In March 2013, the World Bank provided financial backing for a campaign to confront gender-based violence in Brazil. The campaign featured prominent male Brazilian athletes, actors and celebrities holding a poster with the words "Real Men Don’t Beat Women." The celebrities also recorded videos that were promoted via all forms of social media with the hashtag: #souhomemdeverdade. The images were picked up by Brazil’s most prestigious newspapers and periodicals and featured on Globo TV midday news (18 million viewers). Rio de Janeiro’s urban metro system (650,000 daily users) publicized the campaign for free during the months of March through May. The campaign effectively built on the back of the Maria da Penha Law on Domestic and Family Violence enacted in 2006.
The World Bank is providing Brazil with a US$500 million Development Policy Loan for a major infrastructure project to update and connect Rio de Janeiro’s urban transport system. The project takes gender-based violence considerations into account and uses the innovative strategy of piggybacking on the urban network to deliver a range of economic and legal resources to women. Now all stations will have women’s restrooms and improved lighting. Five major stations will have centers offering legal, medical, and counseling support to those affected by gender-based violence as well as 107 electronic information terminals. The project was approved in 2009 and still active in 2014.
A similar transport-led initiative is now under way in Ecuador. The World Bank loan of US$205 million will support funding for a subway system in Quito that will carry 400,000 people daily and facilitate safe mobility for female metro users by ensuring adequate lighting on platforms and surrounding areas and launching outreach campaigns to promote respectful conduct on board. The project was approved in 2013.
In Papua New Guinea, an IDA-funded project took a pioneering, gender-informed step when it consulted local women during the project identification stage of a new mining project. It became apparent that women anticipated higher levels of violence and abuse as a result of the influx of labor. They described shifts in social dynamics due to the sudden increase in income. In response to this, a woman was appointed to represent their concerns at the negotiations table. It was agreed that 10% of funds from the mine’s operations would be dedicated to programs supporting women and children. In 2012, 30 female leaders renegotiated the agreement and now 18.24% of funds go towards these programs. The project closed in 2013.

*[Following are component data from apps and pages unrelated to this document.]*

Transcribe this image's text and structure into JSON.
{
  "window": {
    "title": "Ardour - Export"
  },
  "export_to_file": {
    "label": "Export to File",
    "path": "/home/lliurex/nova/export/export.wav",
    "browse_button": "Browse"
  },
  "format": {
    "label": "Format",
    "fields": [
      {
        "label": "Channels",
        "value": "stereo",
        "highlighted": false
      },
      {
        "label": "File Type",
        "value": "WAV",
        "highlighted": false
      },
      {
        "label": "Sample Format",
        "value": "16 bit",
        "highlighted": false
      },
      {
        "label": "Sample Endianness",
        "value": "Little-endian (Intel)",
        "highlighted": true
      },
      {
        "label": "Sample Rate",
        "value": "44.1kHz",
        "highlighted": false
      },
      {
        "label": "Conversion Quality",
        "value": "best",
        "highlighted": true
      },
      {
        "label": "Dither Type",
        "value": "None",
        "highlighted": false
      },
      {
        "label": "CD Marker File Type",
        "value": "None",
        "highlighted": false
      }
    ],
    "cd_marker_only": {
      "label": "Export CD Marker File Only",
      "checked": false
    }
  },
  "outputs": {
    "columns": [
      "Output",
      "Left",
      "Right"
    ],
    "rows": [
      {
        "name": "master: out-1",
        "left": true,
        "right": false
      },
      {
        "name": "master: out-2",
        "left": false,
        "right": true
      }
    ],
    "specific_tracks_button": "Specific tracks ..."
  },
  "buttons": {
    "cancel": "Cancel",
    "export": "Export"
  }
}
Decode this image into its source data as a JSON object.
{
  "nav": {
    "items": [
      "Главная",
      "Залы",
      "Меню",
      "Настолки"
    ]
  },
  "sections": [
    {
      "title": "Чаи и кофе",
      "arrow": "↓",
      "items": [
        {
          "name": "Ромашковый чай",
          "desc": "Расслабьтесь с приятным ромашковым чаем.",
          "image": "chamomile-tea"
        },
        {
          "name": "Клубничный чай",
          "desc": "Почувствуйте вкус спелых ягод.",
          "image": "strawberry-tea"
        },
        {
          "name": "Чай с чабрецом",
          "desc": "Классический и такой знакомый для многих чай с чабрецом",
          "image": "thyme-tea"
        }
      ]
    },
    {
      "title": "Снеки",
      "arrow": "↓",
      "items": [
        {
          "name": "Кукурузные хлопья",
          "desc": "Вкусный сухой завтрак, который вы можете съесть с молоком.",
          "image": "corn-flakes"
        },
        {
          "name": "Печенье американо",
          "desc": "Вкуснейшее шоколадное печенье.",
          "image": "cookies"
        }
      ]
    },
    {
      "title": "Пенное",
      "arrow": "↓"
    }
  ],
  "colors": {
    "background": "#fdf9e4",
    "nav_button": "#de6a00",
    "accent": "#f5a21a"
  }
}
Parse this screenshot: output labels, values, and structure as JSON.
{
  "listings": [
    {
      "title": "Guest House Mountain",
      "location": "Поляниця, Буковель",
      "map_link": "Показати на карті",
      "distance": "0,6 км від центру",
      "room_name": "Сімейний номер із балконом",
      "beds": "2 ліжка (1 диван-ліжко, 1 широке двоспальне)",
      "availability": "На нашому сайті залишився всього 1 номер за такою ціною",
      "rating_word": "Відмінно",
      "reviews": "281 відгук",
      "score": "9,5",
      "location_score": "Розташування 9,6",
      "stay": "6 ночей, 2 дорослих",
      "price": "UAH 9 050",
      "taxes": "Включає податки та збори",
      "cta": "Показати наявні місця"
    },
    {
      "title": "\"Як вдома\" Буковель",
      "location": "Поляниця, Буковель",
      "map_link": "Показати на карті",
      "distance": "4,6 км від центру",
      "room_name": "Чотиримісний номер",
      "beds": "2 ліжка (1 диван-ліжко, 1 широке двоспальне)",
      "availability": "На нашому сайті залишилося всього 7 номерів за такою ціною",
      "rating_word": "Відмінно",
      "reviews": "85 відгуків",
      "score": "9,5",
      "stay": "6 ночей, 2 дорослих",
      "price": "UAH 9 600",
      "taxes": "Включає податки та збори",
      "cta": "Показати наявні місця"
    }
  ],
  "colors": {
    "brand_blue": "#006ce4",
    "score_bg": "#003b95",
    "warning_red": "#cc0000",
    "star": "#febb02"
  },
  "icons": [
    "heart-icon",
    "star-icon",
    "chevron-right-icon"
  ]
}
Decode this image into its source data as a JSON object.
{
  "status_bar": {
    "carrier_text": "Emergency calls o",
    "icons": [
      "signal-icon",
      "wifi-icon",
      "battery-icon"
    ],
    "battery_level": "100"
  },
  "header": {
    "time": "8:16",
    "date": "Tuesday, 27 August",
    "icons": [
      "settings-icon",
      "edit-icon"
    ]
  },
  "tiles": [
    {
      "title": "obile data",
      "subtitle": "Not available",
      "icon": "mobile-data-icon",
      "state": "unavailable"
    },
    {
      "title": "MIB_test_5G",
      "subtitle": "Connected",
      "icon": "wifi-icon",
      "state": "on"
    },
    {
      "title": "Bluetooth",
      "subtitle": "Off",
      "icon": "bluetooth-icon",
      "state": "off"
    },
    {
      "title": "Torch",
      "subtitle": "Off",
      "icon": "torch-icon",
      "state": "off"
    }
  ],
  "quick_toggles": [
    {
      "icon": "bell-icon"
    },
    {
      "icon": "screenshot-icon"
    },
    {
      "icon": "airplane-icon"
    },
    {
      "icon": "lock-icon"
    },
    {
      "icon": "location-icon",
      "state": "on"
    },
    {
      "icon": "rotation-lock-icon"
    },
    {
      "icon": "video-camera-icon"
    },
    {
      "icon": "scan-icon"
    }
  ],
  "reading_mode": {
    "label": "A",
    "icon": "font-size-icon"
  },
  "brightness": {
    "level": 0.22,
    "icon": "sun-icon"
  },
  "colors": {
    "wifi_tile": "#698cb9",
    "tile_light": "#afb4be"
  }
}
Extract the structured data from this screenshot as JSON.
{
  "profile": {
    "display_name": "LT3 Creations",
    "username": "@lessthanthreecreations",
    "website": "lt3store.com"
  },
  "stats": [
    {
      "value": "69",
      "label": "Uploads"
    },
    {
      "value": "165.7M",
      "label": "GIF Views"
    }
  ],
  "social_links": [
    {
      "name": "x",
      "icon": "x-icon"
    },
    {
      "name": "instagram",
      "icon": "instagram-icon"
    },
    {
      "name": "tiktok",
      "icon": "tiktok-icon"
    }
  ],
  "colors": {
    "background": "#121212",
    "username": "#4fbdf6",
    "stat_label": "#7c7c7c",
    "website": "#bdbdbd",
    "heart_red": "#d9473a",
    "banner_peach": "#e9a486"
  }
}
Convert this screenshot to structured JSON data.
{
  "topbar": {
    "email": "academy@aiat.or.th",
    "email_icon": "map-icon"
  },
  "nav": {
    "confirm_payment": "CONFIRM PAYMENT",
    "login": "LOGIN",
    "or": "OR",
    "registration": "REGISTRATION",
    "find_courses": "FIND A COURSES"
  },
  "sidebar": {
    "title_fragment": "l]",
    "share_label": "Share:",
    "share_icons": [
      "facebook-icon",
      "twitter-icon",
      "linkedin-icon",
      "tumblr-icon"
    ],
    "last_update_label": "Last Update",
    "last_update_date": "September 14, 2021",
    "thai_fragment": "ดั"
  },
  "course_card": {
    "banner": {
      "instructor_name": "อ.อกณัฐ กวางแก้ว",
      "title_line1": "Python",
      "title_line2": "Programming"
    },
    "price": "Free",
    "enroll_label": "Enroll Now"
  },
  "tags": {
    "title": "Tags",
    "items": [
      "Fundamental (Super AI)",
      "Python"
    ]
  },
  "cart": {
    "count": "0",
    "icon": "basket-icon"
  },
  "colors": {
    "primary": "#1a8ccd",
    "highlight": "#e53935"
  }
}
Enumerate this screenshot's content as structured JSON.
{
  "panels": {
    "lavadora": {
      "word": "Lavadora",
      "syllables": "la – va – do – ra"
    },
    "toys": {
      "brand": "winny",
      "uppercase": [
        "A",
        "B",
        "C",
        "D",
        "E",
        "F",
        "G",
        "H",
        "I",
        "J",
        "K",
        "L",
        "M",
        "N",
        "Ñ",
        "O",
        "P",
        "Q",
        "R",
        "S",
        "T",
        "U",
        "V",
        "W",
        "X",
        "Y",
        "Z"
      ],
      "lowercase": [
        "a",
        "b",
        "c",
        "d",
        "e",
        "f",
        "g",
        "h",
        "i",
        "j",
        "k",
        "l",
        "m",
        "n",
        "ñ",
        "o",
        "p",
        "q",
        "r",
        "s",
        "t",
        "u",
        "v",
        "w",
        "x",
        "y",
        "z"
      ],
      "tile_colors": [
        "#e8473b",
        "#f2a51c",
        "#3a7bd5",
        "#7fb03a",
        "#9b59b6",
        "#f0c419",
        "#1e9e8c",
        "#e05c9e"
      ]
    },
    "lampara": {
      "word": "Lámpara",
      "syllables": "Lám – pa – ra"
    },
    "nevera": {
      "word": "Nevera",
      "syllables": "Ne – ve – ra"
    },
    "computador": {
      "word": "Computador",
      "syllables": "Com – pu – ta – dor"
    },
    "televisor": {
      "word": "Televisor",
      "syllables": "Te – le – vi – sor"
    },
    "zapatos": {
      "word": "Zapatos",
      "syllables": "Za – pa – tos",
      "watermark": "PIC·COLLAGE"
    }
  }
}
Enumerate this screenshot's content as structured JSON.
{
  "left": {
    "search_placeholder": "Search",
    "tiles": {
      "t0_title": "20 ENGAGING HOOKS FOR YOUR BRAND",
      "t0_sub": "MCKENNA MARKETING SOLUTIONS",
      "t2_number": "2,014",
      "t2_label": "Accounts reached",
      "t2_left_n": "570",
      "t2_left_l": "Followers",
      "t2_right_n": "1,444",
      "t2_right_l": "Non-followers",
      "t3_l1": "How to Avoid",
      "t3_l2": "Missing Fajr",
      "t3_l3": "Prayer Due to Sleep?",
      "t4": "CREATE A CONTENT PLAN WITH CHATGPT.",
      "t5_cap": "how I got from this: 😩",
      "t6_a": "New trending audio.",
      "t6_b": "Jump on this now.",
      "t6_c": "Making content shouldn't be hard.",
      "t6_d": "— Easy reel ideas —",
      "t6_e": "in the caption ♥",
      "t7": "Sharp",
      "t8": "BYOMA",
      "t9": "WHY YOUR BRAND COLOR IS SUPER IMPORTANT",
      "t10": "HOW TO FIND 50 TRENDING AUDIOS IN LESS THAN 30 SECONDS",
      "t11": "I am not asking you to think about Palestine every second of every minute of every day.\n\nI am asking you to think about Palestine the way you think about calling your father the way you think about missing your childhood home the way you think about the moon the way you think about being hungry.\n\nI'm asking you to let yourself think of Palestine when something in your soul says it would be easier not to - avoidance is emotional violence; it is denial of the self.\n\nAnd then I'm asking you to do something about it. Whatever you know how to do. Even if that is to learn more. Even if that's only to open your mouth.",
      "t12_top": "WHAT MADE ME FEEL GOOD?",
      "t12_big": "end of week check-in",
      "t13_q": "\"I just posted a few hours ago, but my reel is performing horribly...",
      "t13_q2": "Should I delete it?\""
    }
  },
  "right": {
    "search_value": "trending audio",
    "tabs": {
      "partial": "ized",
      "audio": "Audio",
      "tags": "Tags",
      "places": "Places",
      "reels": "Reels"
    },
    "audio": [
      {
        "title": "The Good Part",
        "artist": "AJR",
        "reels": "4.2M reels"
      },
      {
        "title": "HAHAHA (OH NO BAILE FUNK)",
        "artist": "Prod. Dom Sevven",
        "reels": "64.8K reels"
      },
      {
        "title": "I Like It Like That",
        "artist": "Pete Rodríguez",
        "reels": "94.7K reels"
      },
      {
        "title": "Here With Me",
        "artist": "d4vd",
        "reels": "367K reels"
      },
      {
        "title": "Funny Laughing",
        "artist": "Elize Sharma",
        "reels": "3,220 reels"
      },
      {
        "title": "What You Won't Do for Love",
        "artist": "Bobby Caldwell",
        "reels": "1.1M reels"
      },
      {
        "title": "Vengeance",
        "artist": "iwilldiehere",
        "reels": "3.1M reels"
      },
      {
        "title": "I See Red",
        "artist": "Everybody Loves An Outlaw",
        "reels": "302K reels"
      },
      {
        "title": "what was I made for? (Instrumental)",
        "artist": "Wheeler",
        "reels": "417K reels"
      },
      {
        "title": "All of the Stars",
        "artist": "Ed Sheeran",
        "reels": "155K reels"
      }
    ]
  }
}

In June 2012, a Japan Social Development Fund (JSDF)-funded program launched the Justice Center for Legal Aid (JCLA) in Jordan. Its six new Legal Aid Centers (LAC) provide free legal counseling services and representation to those who lack sufficient financial means. JCLA is now the largest single provider of legal aid services in Jordan and 70% of its beneficiaries are women. Its services are delivering essential legal support to women who face daily emotional and physical violence and intimidation designed to isolate them from their personal and economic assets. To date JCLA has provided counseling to 3,400 men and women and represented more than 1,480 in court. The project remains active in 2014.